The city of Vancouver, in British Columbia, Canada, isn’t eating the seafood it thinks it is, based on a study by a university there, the Canadian Broadcasting Corporation reports.
Researchers at the University of British Columbia (UBC) say they studied the deoxyribonucleic acid (DNA) of some 300 samples of fish bought in grocery stores and sushi restaurants in the city’s metro area. Using a barcoding method and extensive library of fish DNA developed by the University of Guelph, in Ontario, they say they found widespread fraud.
Red snapper was the most commonly mislabeled fish, Xiaonan Lu, a UBC associate professor, reportedly told the CBC. In 100% of the cases, the fish was actually tillapia or rockfish, he said.

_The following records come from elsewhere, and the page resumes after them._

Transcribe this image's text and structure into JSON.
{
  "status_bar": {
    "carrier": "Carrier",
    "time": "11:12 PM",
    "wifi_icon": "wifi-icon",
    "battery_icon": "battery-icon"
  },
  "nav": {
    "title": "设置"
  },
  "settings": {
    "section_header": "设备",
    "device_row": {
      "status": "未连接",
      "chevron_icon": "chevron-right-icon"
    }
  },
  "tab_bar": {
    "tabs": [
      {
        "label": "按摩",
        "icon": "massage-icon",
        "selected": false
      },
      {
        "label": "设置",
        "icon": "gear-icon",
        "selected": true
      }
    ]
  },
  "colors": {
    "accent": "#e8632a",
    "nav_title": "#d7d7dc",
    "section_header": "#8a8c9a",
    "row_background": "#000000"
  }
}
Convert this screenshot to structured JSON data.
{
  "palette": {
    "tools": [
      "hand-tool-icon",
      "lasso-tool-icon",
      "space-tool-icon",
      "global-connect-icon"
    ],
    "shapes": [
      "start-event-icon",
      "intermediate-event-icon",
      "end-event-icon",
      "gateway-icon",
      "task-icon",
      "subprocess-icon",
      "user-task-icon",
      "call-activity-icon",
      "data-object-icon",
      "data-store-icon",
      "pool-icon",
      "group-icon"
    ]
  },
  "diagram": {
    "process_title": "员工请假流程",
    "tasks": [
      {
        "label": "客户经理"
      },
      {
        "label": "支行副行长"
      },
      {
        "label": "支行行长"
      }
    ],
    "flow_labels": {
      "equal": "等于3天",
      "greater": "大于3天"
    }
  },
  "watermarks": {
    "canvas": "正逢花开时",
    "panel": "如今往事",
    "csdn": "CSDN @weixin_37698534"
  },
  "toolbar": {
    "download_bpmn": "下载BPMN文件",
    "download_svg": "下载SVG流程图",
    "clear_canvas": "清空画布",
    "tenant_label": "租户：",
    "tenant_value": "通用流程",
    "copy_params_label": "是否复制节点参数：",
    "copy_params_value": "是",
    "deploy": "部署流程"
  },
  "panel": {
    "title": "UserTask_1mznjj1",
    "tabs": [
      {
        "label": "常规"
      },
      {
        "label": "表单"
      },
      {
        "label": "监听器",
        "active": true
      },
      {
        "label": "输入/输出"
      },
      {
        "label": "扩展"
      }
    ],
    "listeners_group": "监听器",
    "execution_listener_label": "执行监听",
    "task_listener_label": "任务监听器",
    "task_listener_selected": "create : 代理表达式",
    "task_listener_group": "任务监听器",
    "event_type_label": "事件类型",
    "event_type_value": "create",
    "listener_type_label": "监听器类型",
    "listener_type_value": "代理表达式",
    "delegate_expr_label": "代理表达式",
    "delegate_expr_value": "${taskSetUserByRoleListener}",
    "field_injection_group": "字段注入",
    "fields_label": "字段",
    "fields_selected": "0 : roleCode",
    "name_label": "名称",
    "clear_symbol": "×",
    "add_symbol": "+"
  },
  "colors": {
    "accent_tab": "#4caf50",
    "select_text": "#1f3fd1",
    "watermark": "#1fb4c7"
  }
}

Lu's team is working on a device that will help analyze fish DNA faster, according to the article. It’s a spectrometer that weighs about two kilograms and costs about $20,000 to make. One day he hopes for the technology to be more affordable and accessible to the public.